Recorded data

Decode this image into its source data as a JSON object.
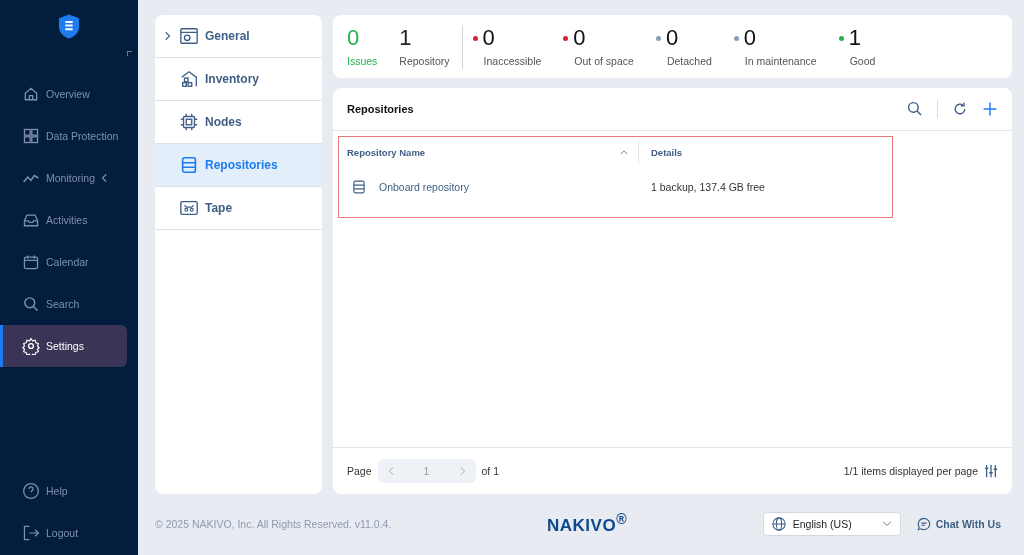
{
  "sidebar": {
    "items": [
      {
        "label": "Overview",
        "selected": false,
        "expandable": false
      },
      {
        "label": "Data Protection",
        "selected": false,
        "expandable": false
      },
      {
        "label": "Monitoring",
        "selected": false,
        "expandable": true
      },
      {
        "label": "Activities",
        "selected": false,
        "expandable": false
      },
      {
        "label": "Calendar",
        "selected": false,
        "expandable": false
      },
      {
        "label": "Search",
        "selected": false,
        "expandable": false
      },
      {
        "label": "Settings",
        "selected": true,
        "expandable": false
      }
    ],
    "bottom_items": [
      {
        "label": "Help"
      },
      {
        "label": "Logout"
      }
    ]
  },
  "settings_menu": [
    {
      "label": "General",
      "selected": false,
      "expandable": true
    },
    {
      "label": "Inventory",
      "selected": false,
      "expandable": false
    },
    {
      "label": "Nodes",
      "selected": false,
      "expandable": false
    },
    {
      "label": "Repositories",
      "selected": true,
      "expandable": false
    },
    {
      "label": "Tape",
      "selected": false,
      "expandable": false
    }
  ],
  "summary": [
    {
      "kind": "total",
      "value": "0",
      "label": "Issues",
      "color": "#22b14c"
    },
    {
      "kind": "total",
      "value": "1",
      "label": "Repository",
      "color": "#222222"
    },
    {
      "kind": "status",
      "value": "0",
      "label": "Inaccessible",
      "color": "#d9232e"
    },
    {
      "kind": "status",
      "value": "0",
      "label": "Out of space",
      "color": "#d9232e"
    },
    {
      "kind": "status",
      "value": "0",
      "label": "Detached",
      "color": "#8a9bb8"
    },
    {
      "kind": "status",
      "value": "0",
      "label": "In maintenance",
      "color": "#8a9bb8"
    },
    {
      "kind": "status",
      "value": "1",
      "label": "Good",
      "color": "#22b14c"
    }
  ],
  "repositories": {
    "title": "Repositories",
    "columns": [
      "Repository Name",
      "Details"
    ],
    "rows": [
      {
        "name": "Onboard repository",
        "details": "1 backup, 137.4 GB free"
      }
    ],
    "highlighted": true,
    "pagination": {
      "label": "Page",
      "page": "1",
      "of": "of 1",
      "summary": "1/1 items displayed per page"
    }
  },
  "footer": {
    "copyright": "© 2025 NAKIVO, Inc. All Rights Reserved. v11.0.4.",
    "logo": "NAKIVO$^{®}$",
    "language": "English (US)",
    "chat": "Chat With Us"
  }
}
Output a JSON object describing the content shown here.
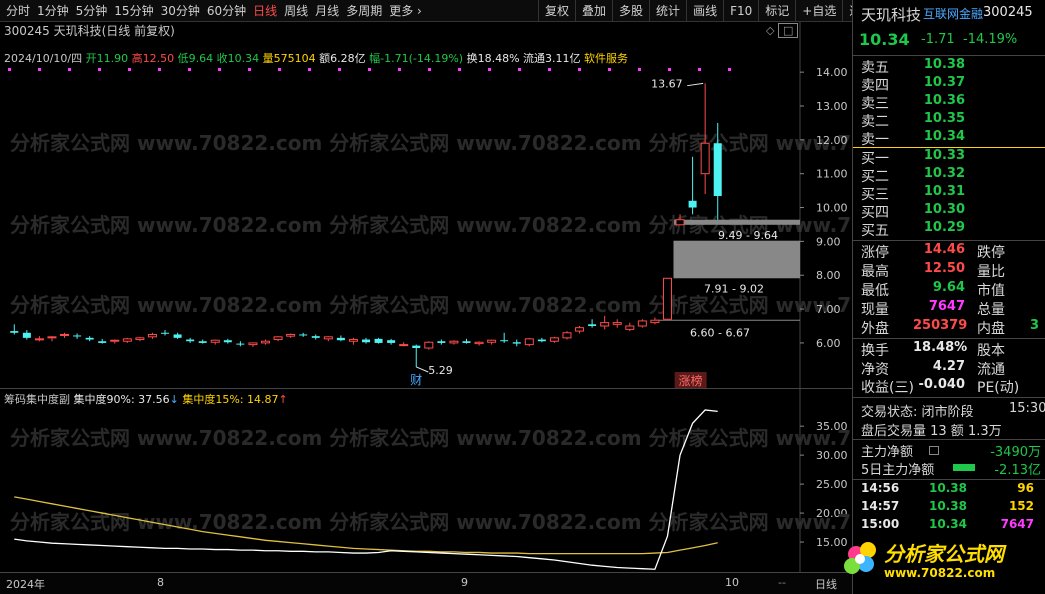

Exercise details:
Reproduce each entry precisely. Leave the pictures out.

Exercise result:
Decode this image into its source data as a JSON object.
{
  "sidebar": {
    "items": [
      {
        "label": "Overview",
        "selected": false,
        "expandable": false
      },
      {
        "label": "Data Protection",
        "selected": false,
        "expandable": false
      },
      {
        "label": "Monitoring",
        "selected": false,
        "expandable": true
      },
      {
        "label": "Activities",
        "selected": false,
        "expandable": false
      },
      {
        "label": "Calendar",
        "selected": false,
        "expandable": false
      },
      {
        "label": "Search",
        "selected": false,
        "expandable": false
      },
      {
        "label": "Settings",
        "selected": true,
        "expandable": false
      }
    ],
    "bottom_items": [
      {
        "label": "Help"
      },
      {
        "label": "Logout"
      }
    ]
  },
  "settings_menu": [
    {
      "label": "General",
      "selected": false,
      "expandable": true
    },
    {
      "label": "Inventory",
      "selected": false,
      "expandable": false
    },
    {
      "label": "Nodes",
      "selected": false,
      "expandable": false
    },
    {
      "label": "Repositories",
      "selected": true,
      "expandable": false
    },
    {
      "label": "Tape",
      "selected": false,
      "expandable": false
    }
  ],
  "summary": [
    {
      "kind": "total",
      "value": "0",
      "label": "Issues",
      "color": "#22b14c"
    },
    {
      "kind": "total",
      "value": "1",
      "label": "Repository",
      "color": "#222222"
    },
    {
      "kind": "status",
      "value": "0",
      "label": "Inaccessible",
      "color": "#d9232e"
    },
    {
      "kind": "status",
      "value": "0",
      "label": "Out of space",
      "color": "#d9232e"
    },
    {
      "kind": "status",
      "value": "0",
      "label": "Detached",
      "color": "#8a9bb8"
    },
    {
      "kind": "status",
      "value": "0",
      "label": "In maintenance",
      "color": "#8a9bb8"
    },
    {
      "kind": "status",
      "value": "1",
      "label": "Good",
      "color": "#22b14c"
    }
  ],
  "repositories": {
    "title": "Repositories",
    "columns": [
      "Repository Name",
      "Details"
    ],
    "rows": [
      {
        "name": "Onboard repository",
        "details": "1 backup, 137.4 GB free"
      }
    ],
    "highlighted": true,
    "pagination": {
      "label": "Page",
      "page": "1",
      "of": "of 1",
      "summary": "1/1 items displayed per page"
    }
  },
  "footer": {
    "copyright": "© 2025 NAKIVO, Inc. All Rights Reserved. v11.0.4.",
    "logo": "NAKIVO$^{®}$",
    "language": "English (US)",
    "chat": "Chat With Us"
  }
}
Output a JSON object describing the content shown here.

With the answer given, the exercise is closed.